The Fix: Take advantage of all social media has to offer — much of which is free.
Create shareworthy content buyers and sellers will love and use in their real estate decision-making. Then, schedule those wonderful blog posts, ebooks, whitepapers, and other content across social networks. Track which content performed well through each social network’s analytics so you can optimize those channels accordingly and expand your social reach.
In addition to knowing how well your tweets and status updates perform, you also need to engage with your audience regularly. Comments, retweets, favorites, likes, and other mentions of your real estate business on Facebook, Twitter, and other networks shouldn’t go unnoticed. Thank users for thoughtful comments and start conversations with those who share your content. Direct relationships are the key to social success and growing your customer relationship management (CRM) database.
Nearly 80% of small businesses get roughly a quarter of customers through social media, according to research by online directory Manta. If you’re not active on the site and researching your metric data, though, your figures are likely to be sufficiently lower. It’s time to join in on the social revolution.
Your Email Marketing
The Error: You only send sporadic emails to some of your leads.
Email marketing is one of the top real estate lead generation methods around today. There’s a reason nearly two-thirds of agents partake in the marketing practice: because it takes little time to set up and brings your brand and value proposition right to buyers and sellers. Unfortunately, beginner agents don’t realize the effectiveness email can have.
The Fix: Set up a segmented real estate email marketing campaign for all of your leads.
The phrase “email campaign” scares some real estate agents. They think a campaign requires a great big setup and, in turn, avoid even sending regular emails altogether in favor of randomly sent messages to leads. The truth is email campaigns simply require you to segment your audiences into a few key categories — generally, by where your leads are in the sales funnel — and creating emails for those segments.
For instance, newsletters can go out to new leads in your database, while digests with useful content, like a free buyer’s guide, can be sent to leads further down the funnel — perhaps those who have filled out a form on your site.
Whatever kinds of emails you send and campaigns you form, just be sure to optimize them accordingly:
- Emails with social sharing buttons get 158% higher clickthrough rates than those without, so add buttons for your Twitter, Facebook, and other accounts.

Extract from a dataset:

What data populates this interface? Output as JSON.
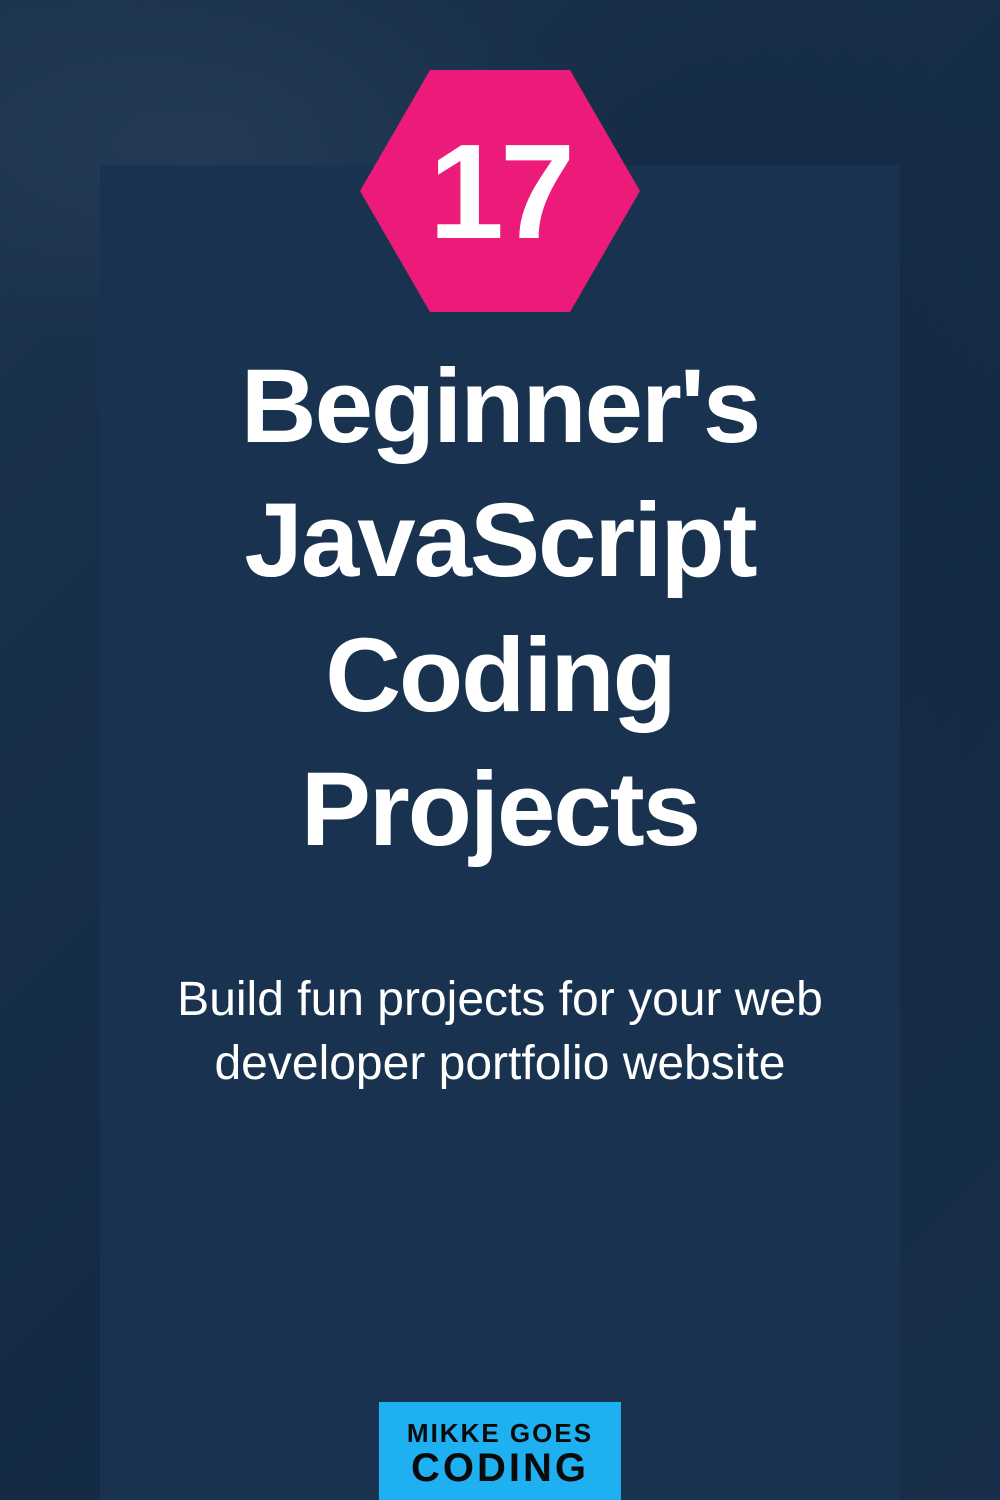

- Nearly 70% of email subscribers cited too many emails as the top reason they choose to unsubscribe, so be sure to test email frequency to find your sweet spot.
- Make sure emails look good on mobile, since nearly 40% of emails are opened on smartphones and tablets.
- Enticing subject lines are the top reason for opening emails, so pique recipients’ interests by developing engaging and enticing headlines.
To learn other types of emails to share with buyers and sellers, take a look at our post 5 Emails Real Estate Agents Should Send to Every Lead.
What real estate marketing ideas have you already used as part of your overall marketing strategy? Share with us in the comments below.
Published on July 28, 2014
Written by Matthew Bushery
As the Content Creator at Placester, I'm devoted to producing content that helps transform real estate professionals' marketing efforts and bottom lines. When I'm not developing Academy posts here, I'm writing film reviews and screenplays (the latter of which will never see the light of day).